What you should do |
Within the records, say how many lines include the word "Çark"; the answer should be the number and no more.

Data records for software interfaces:
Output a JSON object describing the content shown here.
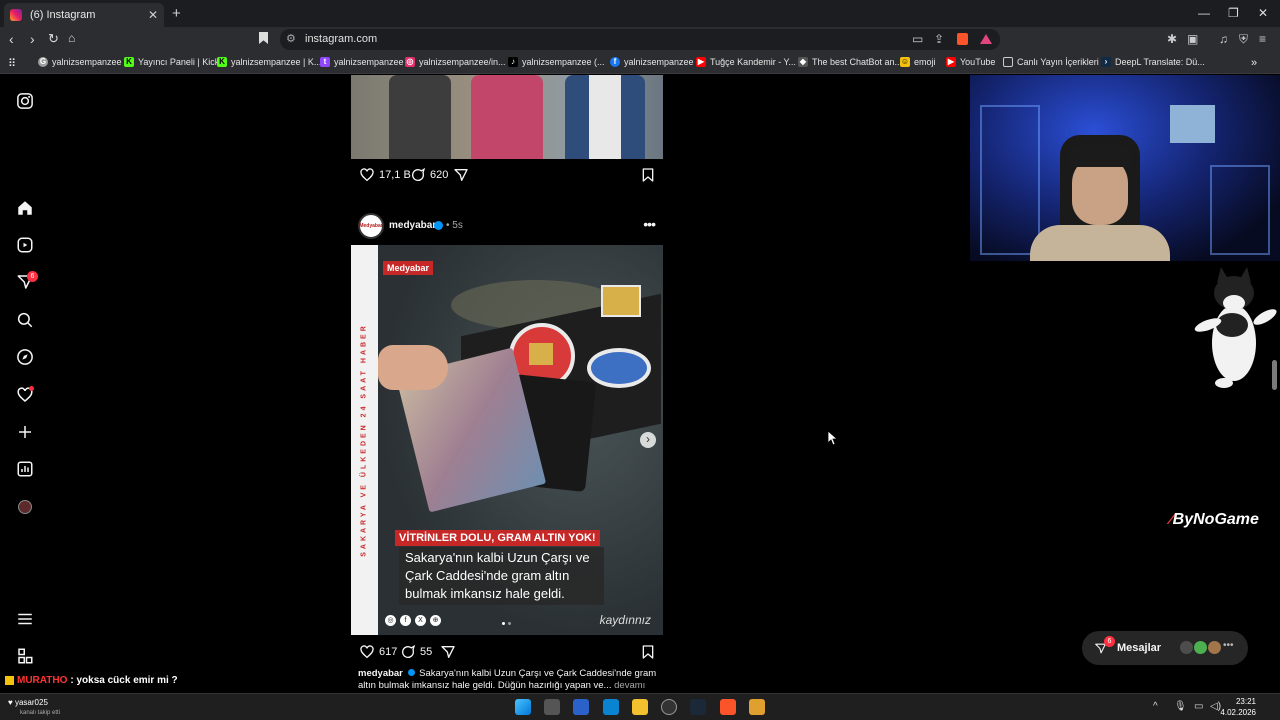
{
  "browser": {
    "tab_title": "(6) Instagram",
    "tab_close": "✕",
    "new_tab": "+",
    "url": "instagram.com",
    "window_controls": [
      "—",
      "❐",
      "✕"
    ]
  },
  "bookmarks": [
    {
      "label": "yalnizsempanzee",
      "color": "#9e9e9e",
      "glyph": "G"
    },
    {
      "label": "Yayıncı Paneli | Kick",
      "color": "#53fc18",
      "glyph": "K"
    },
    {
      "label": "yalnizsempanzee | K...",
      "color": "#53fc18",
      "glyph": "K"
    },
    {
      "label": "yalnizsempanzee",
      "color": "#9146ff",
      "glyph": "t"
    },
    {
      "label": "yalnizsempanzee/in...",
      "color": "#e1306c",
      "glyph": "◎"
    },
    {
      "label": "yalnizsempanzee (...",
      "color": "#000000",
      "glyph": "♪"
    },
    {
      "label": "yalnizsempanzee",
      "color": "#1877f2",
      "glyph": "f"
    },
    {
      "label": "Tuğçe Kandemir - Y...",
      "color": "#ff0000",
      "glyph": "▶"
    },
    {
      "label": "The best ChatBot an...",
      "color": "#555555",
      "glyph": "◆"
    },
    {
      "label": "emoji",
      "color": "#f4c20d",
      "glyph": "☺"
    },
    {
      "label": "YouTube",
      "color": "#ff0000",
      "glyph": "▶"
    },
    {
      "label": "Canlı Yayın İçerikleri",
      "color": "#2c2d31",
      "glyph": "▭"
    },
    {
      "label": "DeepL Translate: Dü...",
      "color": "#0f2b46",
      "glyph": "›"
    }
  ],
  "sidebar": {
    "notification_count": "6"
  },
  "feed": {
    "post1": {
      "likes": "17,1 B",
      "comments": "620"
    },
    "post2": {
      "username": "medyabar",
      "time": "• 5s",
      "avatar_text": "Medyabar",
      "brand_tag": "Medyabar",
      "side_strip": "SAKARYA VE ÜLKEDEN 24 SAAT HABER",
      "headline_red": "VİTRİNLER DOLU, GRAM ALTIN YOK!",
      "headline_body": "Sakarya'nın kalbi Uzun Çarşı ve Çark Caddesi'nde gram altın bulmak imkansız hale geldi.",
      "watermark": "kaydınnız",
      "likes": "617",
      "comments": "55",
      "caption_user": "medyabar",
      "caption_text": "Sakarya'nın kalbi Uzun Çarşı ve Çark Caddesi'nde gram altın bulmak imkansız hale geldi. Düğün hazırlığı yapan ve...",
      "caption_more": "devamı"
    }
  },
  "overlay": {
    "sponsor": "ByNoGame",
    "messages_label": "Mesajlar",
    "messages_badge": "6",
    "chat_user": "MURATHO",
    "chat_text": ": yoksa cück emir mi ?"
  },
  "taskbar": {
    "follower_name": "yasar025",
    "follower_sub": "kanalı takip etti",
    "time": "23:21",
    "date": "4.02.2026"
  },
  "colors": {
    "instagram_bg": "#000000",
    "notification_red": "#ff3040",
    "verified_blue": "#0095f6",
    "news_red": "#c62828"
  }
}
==
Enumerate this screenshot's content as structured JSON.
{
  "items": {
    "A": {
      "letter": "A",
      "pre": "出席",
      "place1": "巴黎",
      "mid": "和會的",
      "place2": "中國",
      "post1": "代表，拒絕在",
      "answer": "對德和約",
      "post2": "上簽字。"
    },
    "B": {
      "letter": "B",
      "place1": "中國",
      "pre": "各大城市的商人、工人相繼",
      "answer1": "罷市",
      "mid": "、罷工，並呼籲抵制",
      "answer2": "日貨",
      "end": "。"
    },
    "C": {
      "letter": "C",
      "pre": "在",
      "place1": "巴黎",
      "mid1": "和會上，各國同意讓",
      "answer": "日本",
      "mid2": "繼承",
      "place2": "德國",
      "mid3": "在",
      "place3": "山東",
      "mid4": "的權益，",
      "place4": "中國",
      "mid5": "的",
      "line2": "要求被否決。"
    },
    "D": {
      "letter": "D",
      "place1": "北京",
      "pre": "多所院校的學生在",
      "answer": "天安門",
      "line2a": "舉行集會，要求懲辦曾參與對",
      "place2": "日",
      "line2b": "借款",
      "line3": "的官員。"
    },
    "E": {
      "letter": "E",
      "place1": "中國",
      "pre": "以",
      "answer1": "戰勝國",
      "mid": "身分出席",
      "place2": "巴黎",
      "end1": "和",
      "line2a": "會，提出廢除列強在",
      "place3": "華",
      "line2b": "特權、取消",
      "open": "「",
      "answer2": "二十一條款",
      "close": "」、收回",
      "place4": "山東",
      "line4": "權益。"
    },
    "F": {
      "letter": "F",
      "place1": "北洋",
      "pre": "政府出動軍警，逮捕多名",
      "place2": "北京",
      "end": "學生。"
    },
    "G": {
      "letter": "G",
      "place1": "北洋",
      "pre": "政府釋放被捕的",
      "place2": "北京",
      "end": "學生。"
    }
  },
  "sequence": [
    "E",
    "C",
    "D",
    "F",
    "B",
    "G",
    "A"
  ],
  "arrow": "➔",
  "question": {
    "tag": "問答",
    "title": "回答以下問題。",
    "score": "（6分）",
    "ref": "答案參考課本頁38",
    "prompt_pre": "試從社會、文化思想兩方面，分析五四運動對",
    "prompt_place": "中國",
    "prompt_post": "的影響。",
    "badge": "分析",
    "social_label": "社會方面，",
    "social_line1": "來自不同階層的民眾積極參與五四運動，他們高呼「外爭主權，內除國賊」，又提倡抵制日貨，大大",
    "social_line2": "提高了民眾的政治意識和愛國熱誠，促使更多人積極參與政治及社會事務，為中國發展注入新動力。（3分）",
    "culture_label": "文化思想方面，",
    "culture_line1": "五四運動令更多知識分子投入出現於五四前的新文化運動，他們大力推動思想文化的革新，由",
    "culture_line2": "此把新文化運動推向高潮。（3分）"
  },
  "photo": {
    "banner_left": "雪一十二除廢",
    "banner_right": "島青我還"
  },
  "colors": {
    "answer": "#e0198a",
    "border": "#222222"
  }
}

Answer to this problem |
2